Anthony Powell, article "Black Humour" about Robert Burton (author of The Anatomy of Melancholy) in Radio Times; 7 May 1977; reproduced in Miscellaneous Verdicts
Contributed by Levi Stahl

17 December 2016

#142 Snowmen

But if the consolation for life is art, what may the artist expect from life?
An incident mentioned quite casually in Vasari's Lives of the Most Excellent Italian Architects, Painters and Sculptors always seems to me worth recalling. It teaches several lessons: that if you want something done get the best executant available to do it; that minor jobs are often worth taking on; that duration in time should not necessarily be the criterion in producing a work of art.
Vasari says that on a winter day in Florence, when snow was deep on the ground, one of the Medici sent for Michaelangelo to build a snowman in the courtyard of the Medici palace. Notwithstanding those (like Constant Lambert) who dislike the High Renaissance one can scarcely doubt that the finest snowman on record took shape.

Anthony Powell; The Strangers All Are Gone
Contributed by Pictures in Powell

07 November 2016

#141 Pedigrees

The pedigree of Lewis of Harpton, on the other hand, is to be found in Dwnn's Visitations of Wales and elsewhere.
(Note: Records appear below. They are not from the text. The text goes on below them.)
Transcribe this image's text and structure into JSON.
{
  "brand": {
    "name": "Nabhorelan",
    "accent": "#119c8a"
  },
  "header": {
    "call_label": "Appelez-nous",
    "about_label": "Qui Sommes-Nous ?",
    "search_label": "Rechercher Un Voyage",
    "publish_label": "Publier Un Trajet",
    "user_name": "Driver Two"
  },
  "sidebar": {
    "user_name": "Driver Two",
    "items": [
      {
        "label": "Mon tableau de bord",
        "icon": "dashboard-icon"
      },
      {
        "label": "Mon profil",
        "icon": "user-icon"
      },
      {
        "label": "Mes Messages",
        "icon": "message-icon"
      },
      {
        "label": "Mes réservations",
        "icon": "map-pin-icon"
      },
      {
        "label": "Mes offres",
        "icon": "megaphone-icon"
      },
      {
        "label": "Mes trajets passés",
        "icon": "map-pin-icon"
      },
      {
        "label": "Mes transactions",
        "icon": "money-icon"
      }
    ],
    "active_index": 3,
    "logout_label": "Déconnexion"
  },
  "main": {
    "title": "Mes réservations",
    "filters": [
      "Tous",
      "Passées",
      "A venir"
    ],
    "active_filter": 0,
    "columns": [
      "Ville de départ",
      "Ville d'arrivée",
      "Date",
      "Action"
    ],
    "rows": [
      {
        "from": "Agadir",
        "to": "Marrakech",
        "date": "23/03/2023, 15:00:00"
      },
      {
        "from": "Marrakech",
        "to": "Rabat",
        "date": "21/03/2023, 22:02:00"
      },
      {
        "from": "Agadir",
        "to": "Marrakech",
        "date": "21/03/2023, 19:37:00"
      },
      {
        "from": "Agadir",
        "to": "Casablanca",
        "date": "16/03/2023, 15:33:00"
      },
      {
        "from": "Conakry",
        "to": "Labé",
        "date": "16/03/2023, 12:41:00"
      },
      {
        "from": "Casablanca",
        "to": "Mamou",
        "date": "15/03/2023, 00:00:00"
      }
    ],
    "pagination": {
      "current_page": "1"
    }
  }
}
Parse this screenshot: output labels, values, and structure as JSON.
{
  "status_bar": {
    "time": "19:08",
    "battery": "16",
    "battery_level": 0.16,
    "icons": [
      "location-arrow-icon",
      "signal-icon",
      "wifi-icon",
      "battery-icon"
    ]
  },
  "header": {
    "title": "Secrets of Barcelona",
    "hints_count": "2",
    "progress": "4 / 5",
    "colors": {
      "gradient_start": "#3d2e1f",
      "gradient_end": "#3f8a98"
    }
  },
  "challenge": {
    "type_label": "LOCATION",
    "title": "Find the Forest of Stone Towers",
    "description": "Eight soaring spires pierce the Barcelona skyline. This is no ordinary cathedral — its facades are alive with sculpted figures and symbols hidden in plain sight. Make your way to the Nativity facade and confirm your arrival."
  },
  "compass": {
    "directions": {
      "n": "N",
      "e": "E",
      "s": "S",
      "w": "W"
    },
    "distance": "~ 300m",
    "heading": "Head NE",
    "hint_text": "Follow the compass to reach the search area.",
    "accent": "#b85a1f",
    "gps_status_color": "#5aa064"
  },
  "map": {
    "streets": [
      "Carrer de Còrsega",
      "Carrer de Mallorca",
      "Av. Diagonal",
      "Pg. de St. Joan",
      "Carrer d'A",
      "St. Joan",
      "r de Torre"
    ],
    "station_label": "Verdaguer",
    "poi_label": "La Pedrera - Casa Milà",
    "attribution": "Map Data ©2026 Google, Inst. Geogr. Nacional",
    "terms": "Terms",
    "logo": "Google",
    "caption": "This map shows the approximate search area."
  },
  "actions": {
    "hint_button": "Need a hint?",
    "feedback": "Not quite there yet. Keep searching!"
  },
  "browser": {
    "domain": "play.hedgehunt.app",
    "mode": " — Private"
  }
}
Dwnn shows this Lewis descent as left-handed in the 15th century, though it should be borne in mind that in mediaeval Wales such irregularity would not be regarded with undue dismay; indeed if any dismay at all.

AD Powell, "The Powell Descent from Llewelyn Crûgeryr and the Princes of Deheubarth", Transactions Radnorshire Society, 31 (1961), 3-17
Contributed by Keith Marshall

04 October 2016

#140 Warning

Mrs Erdleigh issued her final warning.
"Court at your peril those spirits that dabble lasciviously with primaeval matter, horrid substances, sperm of the world, producing monsters and fantastic things, as it is written, so that the toad, this leprous earth, eats up the eagle."

Anthony Powell; Temporary Kings
Contributed by Larry Kart